Due to family circumstances there appeared to be no place for them in Yeghsik’s parential home either.
“It was simply hard to live there: there was little job there [in Bambakashat]. And my parents’ home, well, it was their home and we had to leave. My brother had to live there with his family, it was his home… so I was forced to go. The house was not small, but, well, it was my parents’ home, my brother’s, and I had to leave it sooner or later. My brother was going to marry. He had stayed unmarried until he turned 40. It was because of me, so I said, well, it’s better we separate – my family and yours, live for yourself. How long could we stay that way? It was not mine in any case,” says Yeghsik.
Yeghsik’s family got a certificate of permanent residence this spring since moving from the village. Owing to the certificate they managed to get the documents for poverty and children allowances.
But the only big dream Yeghsik has ever had is to have a home of her own.
“You have to have a lot of money to buy house, right? I can’t imagine, I can have so much to get a palace. I don’t even want it. But I need a corner of my own not to pay for the rent so that kids are sure it’s theirs, so that I know it’s mine when I hammer a nail.”
Yeghsik sees the future of her family in Metsamor – she does not want to move anywhere else.

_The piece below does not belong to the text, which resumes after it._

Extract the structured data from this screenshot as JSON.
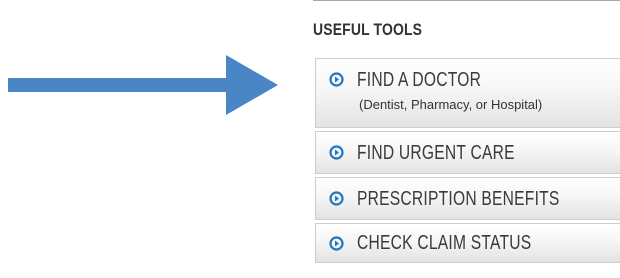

“Well it still goes this way, [but] I don’t know [what happens next]. It seems to me I won’t go anywhere from Metsamor. I don’t even want to. It’s quiet here, Metsamor is a good place. I want to always stay here. Although, if there was work sonewhere else I could go there and come back. I don’t want to move from here. I don’t know, there may be work in Hoktemberyan [now, Armavir] or Yerevan. If I could find a job I would go there and be back, but I wouldn’t stay there. I wish I could get proper money so that I manage to achieve my aims,” says Yeghsik. “I don’t need anything else.”